Tax Trouble? Call an Enrolled Agent

Tax problems with the IRS, especially audits, can be an intimidating situation. Experts recommend that a taxpayer not go through the process alone; professional representation is needed to guide them through their options. The first inclination by many would be to call a tax attorney, but there is another option that most are not aware of: the Enrolled Agent.

Licensed by the federal government to represent individuals before the IRS, enrolled agents can advise individuals during audits, collection procedures, and the appeals process. Their knowledge of the tax code and ability to deal directly with IRS on the taxpayer’s behalf can also facilitate compromises to resolve any issues. Attorneys and CPAs are the only other professionals that can represent taxpayers before the IRS. For individuals, having an enrolled agent represent you can often be less expensive than hiring an attorney, without sacrificing the expertise needed during the process.

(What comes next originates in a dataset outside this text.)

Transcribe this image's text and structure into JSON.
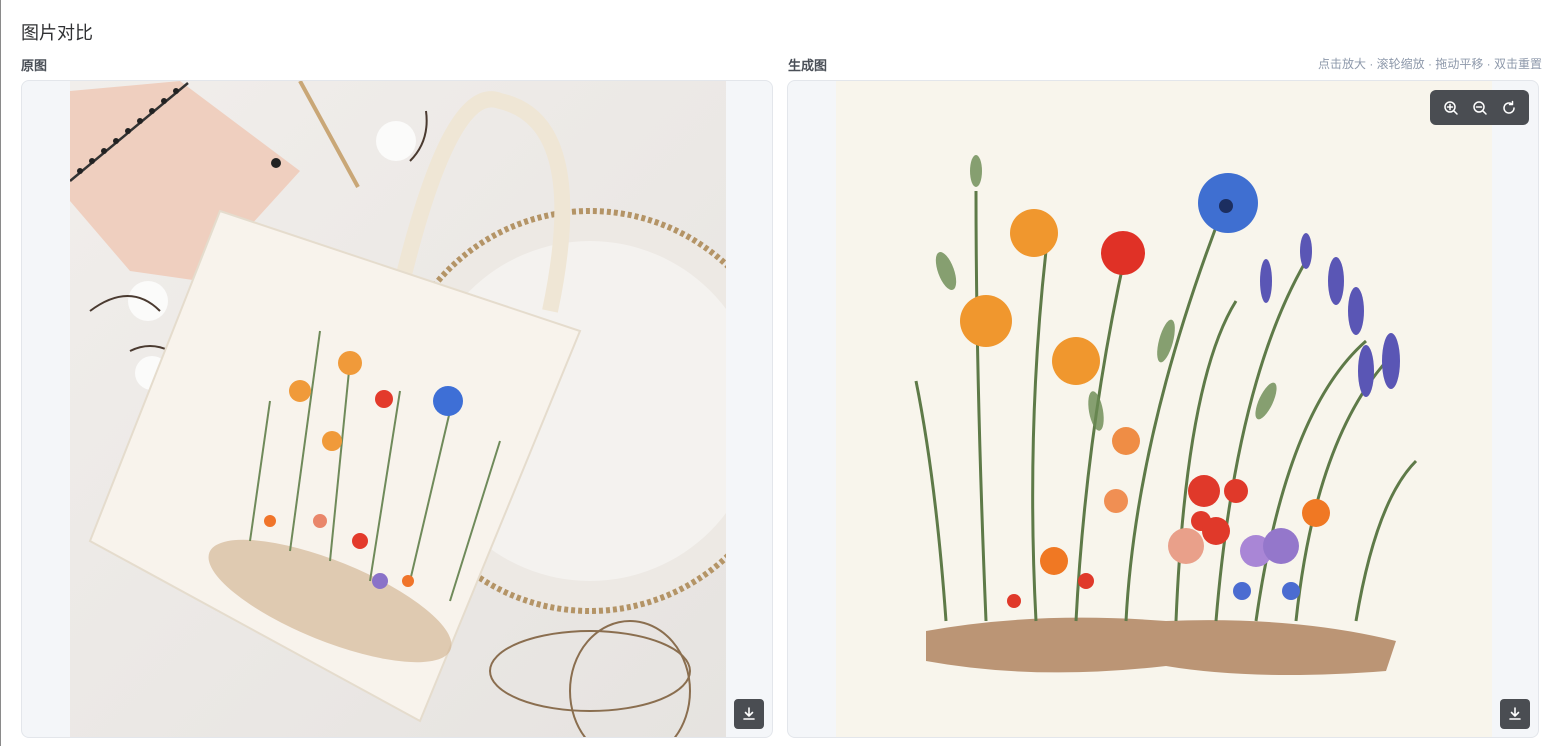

Enrolled agents must pass a stringent certification process by the Treasury Department. The process consists of two days of examinations covering the tax code. Enrolled agents are the only professionals to take such a test. Many former IRS agents go into private practice as enrolled agents, bringing with them a familiarity of the process. In fact, it is that familiarity with the process, and often with the people involved, that makes the enrolled agent uniquely qualified to handle individual tax problems.

Michael Brooks, an enrolled agent in Dallas, Texas, handles accounting, tax return preparation, and payroll for a number of business and individual clients, and has been able to help clients that are in over their head with tax issues.

“I have prepared ‘Offers in Compromise’ where an individual offers a lesser amount than what they owe in the hopes that the IRS will take it. That gets them back on track with the IRS if they haven’t filed in years and gets them on record as paying clients.”

There are over 40,000 enrolled agents practicing in the United States. They can be identified with the “EA” credential after their name. Most are practicing accountants, tax preparers, tax planners, and financial advisors, and an online directory of over 11,000 enrolled agents can be found at the National Association of Enrolled Agents web site at www.naea.org. You can also find an agent by calling 1(800) 424-4339. Your referral request will be answered within two business days.

Not only do enrolled agents have to abide by a strict code of ethics and professional conduct, they are required by IRS to take continuing education classes to ensure they stay up-to-date with the latest tax law changes.

Leave a Reply

Your email address will not be published. Required fields are marked *


one + 1 =